14. "Do not machine wash or tumble dry" means I will never wash this. Ever..

15. I hate when I just miss a call by the last ring (Hello? Hello? D@mn it!), but when I immediately call back, it rings nine times and goes to voicemail. What'd you do after I didn't answer? Drop the phone and run away?

16. I hate leaving my house confident and looking good and then not seeing anyone of importance the entire day. What a waste.

17. I keep some people's phone numbers in my phone just so I know not to answer when they call.

18. I think the freezer deserves a light as well.

19. I disagree with Kay Jewelers. I would bet on any given Friday or Saturday night, more kisses begin with Miller Lite than Kay.

20. Wouldn't it make your life a whole lot more fulfilling knowing you worked to live and not lived to work!

Sunday, November 08, 2009

Slow recovery

The week has been one of trying to recover from SOAR. Between the altitude and a chest cold I was pretty much out of it. Facebook and Twitter folks saw a fair amount of my presence but I had no real brains for doing anything beyond those and watching the idiot box. I'm behind on my NaNoWriMo, I haven't done any complex knitting, and my spinning wheel has been pretty much sitting idle. I did do up some of the mohair locks Karen purchased at OFFF to spin up but I need to find a good yarn for plying it with so that the color doesn't get lost. I did finish a UFO pair of socks that had been languishing since last year so I'm pleased with that progress. I'm doing better energywise but I have laryngitis. No hollering for me for a while.

Tomorrow I have jury duty so I spent this evening going through my girlie bag and pulling out anything potentially comfiscatible at the courthouse. That meant no knitting or tool bags. I have other things I can take for entertaining myself during the dreary wait. It's been a long time since I last went to jury duty so this will be interesting.

I finally had a decent lighted day for taking pics of my SOAR swag. From Blue Moon some Blue Faced Leicester in Fall "On Top".

From Polwarth Co, some lovely silver polwarth roving that will make beautiful fingering weight yarn for a scarf.

From Sweet Grass Wool Targhee top in Moki Canyon. I found enough to make a vest.

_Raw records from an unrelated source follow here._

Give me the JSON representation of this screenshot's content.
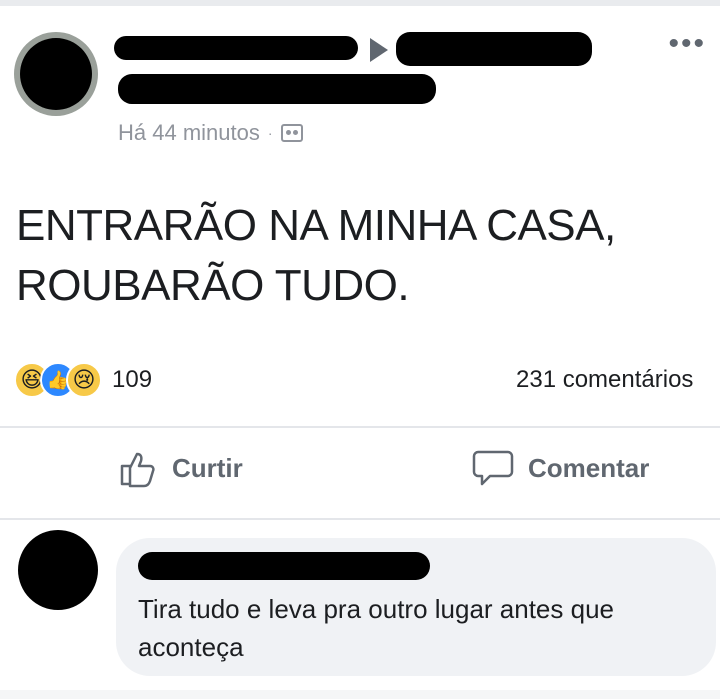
{
  "post": {
    "timestamp": "Há 44 minutos",
    "separator": "·",
    "audience_icon": "public-icon",
    "text_lines": [
      "ENTRARÃO NA MINHA CASA,",
      "ROUBARÃO TUDO."
    ]
  },
  "reactions": {
    "icons": [
      "haha-emoji",
      "like-icon",
      "sad-emoji"
    ],
    "count": "109",
    "comments": "231 comentários"
  },
  "actions": {
    "like_label": "Curtir",
    "comment_label": "Comentar"
  },
  "comment": {
    "text": "Tira tudo e leva pra outro lugar antes que aconteça"
  },
  "colors": {
    "meta_gray": "#90949c",
    "action_gray": "#606770",
    "bubble_bg": "#f0f2f5",
    "like_blue": "#2d88ff",
    "emoji_yellow": "#f7c948"
  }
}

SOAR Roomie Deb had a dyeing class and came away with a silk hankie. She just wanted one layer for a sample from the class so Barb and I split the rest. This will be fun to throw into a mystery batt for practicing my drum carding skills.

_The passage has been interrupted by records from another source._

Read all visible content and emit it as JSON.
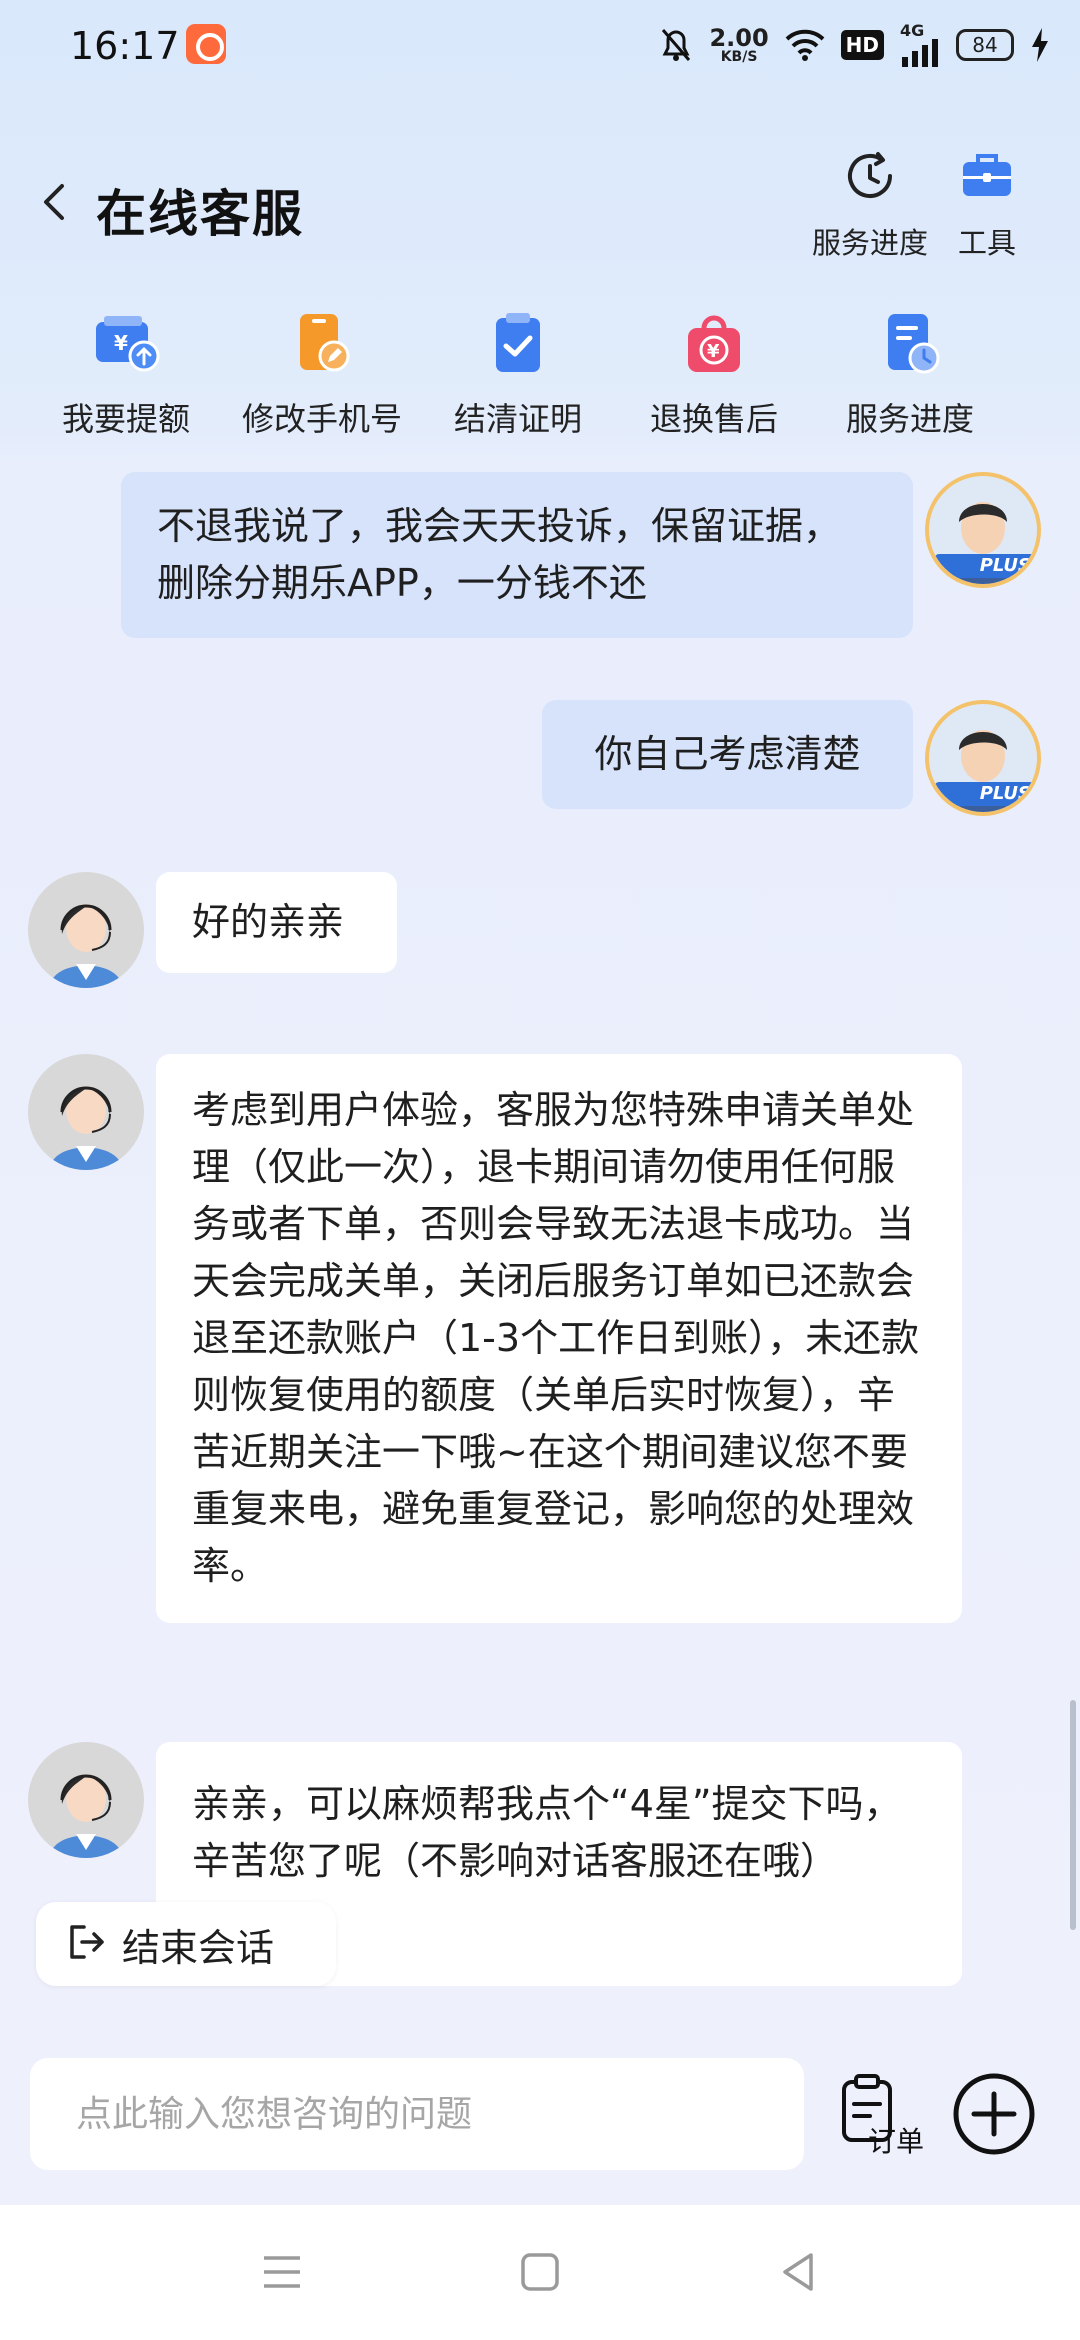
{
  "status_bar": {
    "time": "16:17",
    "net_speed_value": "2.00",
    "net_speed_unit": "KB/S",
    "hd": "HD",
    "signal": "4G",
    "battery": "84"
  },
  "header": {
    "title": "在线客服",
    "actions": [
      {
        "label": "服务进度",
        "icon": "clock-refresh-icon"
      },
      {
        "label": "工具",
        "icon": "toolbox-icon"
      }
    ]
  },
  "quick_actions": [
    {
      "label": "我要提额",
      "icon": "wallet-up-icon",
      "color": "#3f7ef0"
    },
    {
      "label": "修改手机号",
      "icon": "phone-edit-icon",
      "color": "#f59a2a"
    },
    {
      "label": "结清证明",
      "icon": "clipboard-check-icon",
      "color": "#3f7ef0"
    },
    {
      "label": "退换售后",
      "icon": "bag-refund-icon",
      "color": "#ef4b6a"
    },
    {
      "label": "服务进度",
      "icon": "doc-clock-icon",
      "color": "#3f7ef0"
    }
  ],
  "messages": [
    {
      "from": "user",
      "text": "不退我说了，我会天天投诉，保留证据，删除分期乐APP，一分钱不还"
    },
    {
      "from": "user",
      "text": "你自己考虑清楚"
    },
    {
      "from": "agent",
      "text": "好的亲亲"
    },
    {
      "from": "agent",
      "text": "考虑到用户体验，客服为您特殊申请关单处理（仅此一次），退卡期间请勿使用任何服务或者下单，否则会导致无法退卡成功。当天会完成关单，关闭后服务订单如已还款会退至还款账户（1-3个工作日到账），未还款则恢复使用的额度（关单后实时恢复），辛苦近期关注一下哦~在这个期间建议您不要重复来电，避免重复登记，影响您的处理效率。"
    },
    {
      "from": "agent",
      "text": "亲亲，可以麻烦帮我点个“4星”提交下吗，辛苦您了呢（不影响对话客服还在哦）"
    }
  ],
  "user_badge": "PLUS",
  "end_session": {
    "label": "结束会话"
  },
  "input": {
    "placeholder": "点此输入您想咨询的问题"
  },
  "order_button": {
    "label": "订单"
  },
  "colors": {
    "accent": "#3f7ef0",
    "user_bubble": "#d6e3fa",
    "agent_bubble": "#ffffff"
  }
}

Barb did a swap with me. In exchange for one of my orifice hooks. Barb did a number of her Barbara's Buns in lovely polwarth and silk. So pretty!

The Monday following my return from SOAR I had an errand and lunch. The errand went quickly and gave me some time to rest before lunch. When I opened my door there was a package waiting for me from Black Bunny Fibers: Border Leicester wool/mohair/silk in colorway Hailstorm. The picture makes it a little lighter than it is. It's a pretty combination of blue and gray that will be nummy to spin. Thanks Carol!

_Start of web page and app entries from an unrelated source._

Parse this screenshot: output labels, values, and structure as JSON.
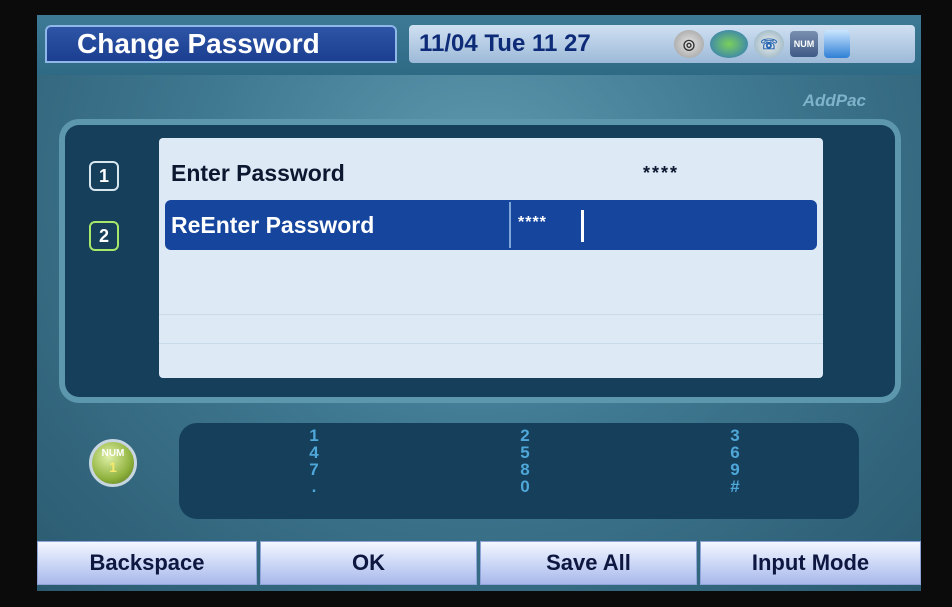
{
  "header": {
    "title": "Change Password",
    "datetime": "11/04 Tue 11 27",
    "status_icons": [
      {
        "name": "network-status-icon",
        "text": ""
      },
      {
        "name": "globe-icon",
        "text": ""
      },
      {
        "name": "phone-icon",
        "text": ""
      },
      {
        "name": "num-lock-icon",
        "text": "NUM"
      },
      {
        "name": "computer-icon",
        "text": ""
      }
    ]
  },
  "brand": "AddPac",
  "form": {
    "rows": [
      {
        "index": "1",
        "label": "Enter Password",
        "value": "****"
      },
      {
        "index": "2",
        "label": "ReEnter Password",
        "value": "****"
      }
    ]
  },
  "input_mode": {
    "line1": "NUM",
    "line2": "1"
  },
  "keypad": {
    "columns": [
      [
        "1",
        "4",
        "7",
        "."
      ],
      [
        "2",
        "5",
        "8",
        "0"
      ],
      [
        "3",
        "6",
        "9",
        "#"
      ]
    ]
  },
  "softkeys": {
    "backspace": "Backspace",
    "ok": "OK",
    "save_all": "Save All",
    "input_mode": "Input Mode"
  },
  "colors": {
    "selected_row": "#16459e",
    "title_tab": "#1a3d8f",
    "keypad_digits": "#4fa6d8"
  }
}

Tuesday, November 03, 2009

Things I Learned At SOAR

I came home with a souvenir of SOAR that a number of other SOAR-goers came home with: the crud. But there were many things I got out of SOAR.

Plying yarn is a great way to get a student used to the hand motions when working with a wheel.

Hand combs are pointy and will draw blood.

Fellow spinners will come to you when you look like you’re going to fall over from lack of oxygen even though it’s just because you’re breathless from walking to class from a meal.

If you need fiber to spin, you will get it from someone, no questions asked.

I would sell my soul for a Lendrum Saxony. Woodland Woolworks has payment plans.

The mentors will answer your questions even though by Saturday they are zombies.

A charkha is not on my wishlist.

Judith McCuin is so mesmerizing I forgot to take pictures of the plying class.

Internet notables are delighted to sign spinning wheels.

A travel steamer is excellent for setting twist in yarn and the Christmas sales are the time to buy one.

To do a quick twist setting and you don’t have a travel steamer but have access to a microwave, take a hand towel and soak it in water, wringing out the excess. Fold it so it will fit in the microwave and place the skein inside the folds. Zap it for one minute.

You never know what you'll see.

You walk in with just a few tools and leave with many friends.